BEGIN

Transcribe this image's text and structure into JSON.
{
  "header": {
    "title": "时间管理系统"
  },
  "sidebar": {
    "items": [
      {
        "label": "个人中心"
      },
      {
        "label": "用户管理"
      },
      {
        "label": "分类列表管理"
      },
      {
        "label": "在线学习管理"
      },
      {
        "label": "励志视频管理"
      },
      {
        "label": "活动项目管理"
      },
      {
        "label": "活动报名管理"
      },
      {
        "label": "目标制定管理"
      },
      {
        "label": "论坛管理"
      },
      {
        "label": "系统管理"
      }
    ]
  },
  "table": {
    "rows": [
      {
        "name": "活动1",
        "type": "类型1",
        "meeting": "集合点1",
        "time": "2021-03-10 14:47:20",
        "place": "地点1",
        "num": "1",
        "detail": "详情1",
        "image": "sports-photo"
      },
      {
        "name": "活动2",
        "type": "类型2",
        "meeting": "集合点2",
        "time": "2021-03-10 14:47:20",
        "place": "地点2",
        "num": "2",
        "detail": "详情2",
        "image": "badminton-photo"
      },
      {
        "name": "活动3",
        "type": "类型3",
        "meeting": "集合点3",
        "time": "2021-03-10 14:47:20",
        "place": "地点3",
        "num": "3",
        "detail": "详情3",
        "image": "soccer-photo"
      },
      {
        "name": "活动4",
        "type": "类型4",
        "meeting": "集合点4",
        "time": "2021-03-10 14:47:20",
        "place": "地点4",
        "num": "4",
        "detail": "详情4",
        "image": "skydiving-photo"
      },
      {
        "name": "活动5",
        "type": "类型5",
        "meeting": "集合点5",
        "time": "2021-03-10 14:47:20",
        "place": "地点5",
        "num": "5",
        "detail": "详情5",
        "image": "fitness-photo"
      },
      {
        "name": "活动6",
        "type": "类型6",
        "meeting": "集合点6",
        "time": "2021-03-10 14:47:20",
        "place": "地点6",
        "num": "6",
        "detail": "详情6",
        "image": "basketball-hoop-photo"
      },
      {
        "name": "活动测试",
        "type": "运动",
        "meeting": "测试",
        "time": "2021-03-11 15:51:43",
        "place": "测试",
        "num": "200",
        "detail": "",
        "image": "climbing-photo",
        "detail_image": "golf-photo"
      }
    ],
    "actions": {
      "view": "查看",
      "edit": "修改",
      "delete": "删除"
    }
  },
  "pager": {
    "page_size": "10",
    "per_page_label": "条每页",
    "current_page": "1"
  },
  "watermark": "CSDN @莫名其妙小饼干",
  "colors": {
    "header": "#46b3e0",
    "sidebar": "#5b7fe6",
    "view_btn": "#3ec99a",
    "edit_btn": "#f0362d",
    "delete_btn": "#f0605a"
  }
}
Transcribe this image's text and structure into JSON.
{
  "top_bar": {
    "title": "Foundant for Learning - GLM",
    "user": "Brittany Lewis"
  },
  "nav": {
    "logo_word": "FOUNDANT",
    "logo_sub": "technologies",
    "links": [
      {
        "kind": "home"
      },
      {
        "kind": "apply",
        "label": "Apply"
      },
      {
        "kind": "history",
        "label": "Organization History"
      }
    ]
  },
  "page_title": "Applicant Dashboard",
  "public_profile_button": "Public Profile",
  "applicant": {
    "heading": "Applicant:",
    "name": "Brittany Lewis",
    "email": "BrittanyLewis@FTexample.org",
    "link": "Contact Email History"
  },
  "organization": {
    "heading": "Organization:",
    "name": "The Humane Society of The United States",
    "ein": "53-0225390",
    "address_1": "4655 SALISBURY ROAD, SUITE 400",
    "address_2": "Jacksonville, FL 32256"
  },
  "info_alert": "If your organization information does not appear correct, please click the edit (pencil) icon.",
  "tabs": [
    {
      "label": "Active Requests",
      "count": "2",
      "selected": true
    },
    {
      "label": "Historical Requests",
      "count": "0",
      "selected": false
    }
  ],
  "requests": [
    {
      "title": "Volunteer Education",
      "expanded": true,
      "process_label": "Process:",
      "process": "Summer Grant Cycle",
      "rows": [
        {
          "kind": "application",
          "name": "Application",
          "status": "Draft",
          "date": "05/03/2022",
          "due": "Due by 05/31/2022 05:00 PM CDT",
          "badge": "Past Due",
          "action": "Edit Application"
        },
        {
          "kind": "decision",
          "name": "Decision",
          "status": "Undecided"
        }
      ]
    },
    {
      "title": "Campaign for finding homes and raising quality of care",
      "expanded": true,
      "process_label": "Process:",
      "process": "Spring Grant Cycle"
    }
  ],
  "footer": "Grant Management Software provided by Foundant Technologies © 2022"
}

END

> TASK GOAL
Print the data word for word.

> ANSWER TO THIS EXERCISE
Transcribe this image's text and structure into JSON.
{
  "header": {
    "title": "时间管理系统"
  },
  "sidebar": {
    "items": [
      {
        "label": "个人中心"
      },
      {
        "label": "用户管理"
      },
      {
        "label": "分类列表管理"
      },
      {
        "label": "在线学习管理"
      },
      {
        "label": "励志视频管理"
      },
      {
        "label": "活动项目管理"
      },
      {
        "label": "活动报名管理"
      },
      {
        "label": "目标制定管理"
      },
      {
        "label": "论坛管理"
      },
      {
        "label": "系统管理"
      }
    ]
  },
  "table": {
    "rows": [
      {
        "name": "活动1",
        "type": "类型1",
        "meeting": "集合点1",
        "time": "2021-03-10 14:47:20",
        "place": "地点1",
        "num": "1",
        "detail": "详情1",
        "image": "sports-photo"
      },
      {
        "name": "活动2",
        "type": "类型2",
        "meeting": "集合点2",
        "time": "2021-03-10 14:47:20",
        "place": "地点2",
        "num": "2",
        "detail": "详情2",
        "image": "badminton-photo"
      },
      {
        "name": "活动3",
        "type": "类型3",
        "meeting": "集合点3",
        "time": "2021-03-10 14:47:20",
        "place": "地点3",
        "num": "3",
        "detail": "详情3",
        "image": "soccer-photo"
      },
      {
        "name": "活动4",
        "type": "类型4",
        "meeting": "集合点4",
        "time": "2021-03-10 14:47:20",
        "place": "地点4",
        "num": "4",
        "detail": "详情4",
        "image": "skydiving-photo"
      },
      {
        "name": "活动5",
        "type": "类型5",
        "meeting": "集合点5",
        "time": "2021-03-10 14:47:20",
        "place": "地点5",
        "num": "5",
        "detail": "详情5",
        "image": "fitness-photo"
      },
      {
        "name": "活动6",
        "type": "类型6",
        "meeting": "集合点6",
        "time": "2021-03-10 14:47:20",
        "place": "地点6",
        "num": "6",
        "detail": "详情6",
        "image": "basketball-hoop-photo"
      },
      {
        "name": "活动测试",
        "type": "运动",
        "meeting": "测试",
        "time": "2021-03-11 15:51:43",
        "place": "测试",
        "num": "200",
        "detail": "",
        "image": "climbing-photo",
        "detail_image": "golf-photo"
      }
    ],
    "actions": {
      "view": "查看",
      "edit": "修改",
      "delete": "删除"
    }
  },
  "pager": {
    "page_size": "10",
    "per_page_label": "条每页",
    "current_page": "1"
  },
  "watermark": "CSDN @莫名其妙小饼干",
  "colors": {
    "header": "#46b3e0",
    "sidebar": "#5b7fe6",
    "view_btn": "#3ec99a",
    "edit_btn": "#f0362d",
    "delete_btn": "#f0605a"
  }
}
Transcribe this image's text and structure into JSON.
{
  "top_bar": {
    "title": "Foundant for Learning - GLM",
    "user": "Brittany Lewis"
  },
  "nav": {
    "logo_word": "FOUNDANT",
    "logo_sub": "technologies",
    "links": [
      {
        "kind": "home"
      },
      {
        "kind": "apply",
        "label": "Apply"
      },
      {
        "kind": "history",
        "label": "Organization History"
      }
    ]
  },
  "page_title": "Applicant Dashboard",
  "public_profile_button": "Public Profile",
  "applicant": {
    "heading": "Applicant:",
    "name": "Brittany Lewis",
    "email": "BrittanyLewis@FTexample.org",
    "link": "Contact Email History"
  },
  "organization": {
    "heading": "Organization:",
    "name": "The Humane Society of The United States",
    "ein": "53-0225390",
    "address_1": "4655 SALISBURY ROAD, SUITE 400",
    "address_2": "Jacksonville, FL 32256"
  },
  "info_alert": "If your organization information does not appear correct, please click the edit (pencil) icon.",
  "tabs": [
    {
      "label": "Active Requests",
      "count": "2",
      "selected": true
    },
    {
      "label": "Historical Requests",
      "count": "0",
      "selected": false
    }
  ],
  "requests": [
    {
      "title": "Volunteer Education",
      "expanded": true,
      "process_label": "Process:",
      "process": "Summer Grant Cycle",
      "rows": [
        {
          "kind": "application",
          "name": "Application",
          "status": "Draft",
          "date": "05/03/2022",
          "due": "Due by 05/31/2022 05:00 PM CDT",
          "badge": "Past Due",
          "action": "Edit Application"
        },
        {
          "kind": "decision",
          "name": "Decision",
          "status": "Undecided"
        }
      ]
    },
    {
      "title": "Campaign for finding homes and raising quality of care",
      "expanded": true,
      "process_label": "Process:",
      "process": "Spring Grant Cycle"
    }
  ],
  "footer": "Grant Management Software provided by Foundant Technologies © 2022"
}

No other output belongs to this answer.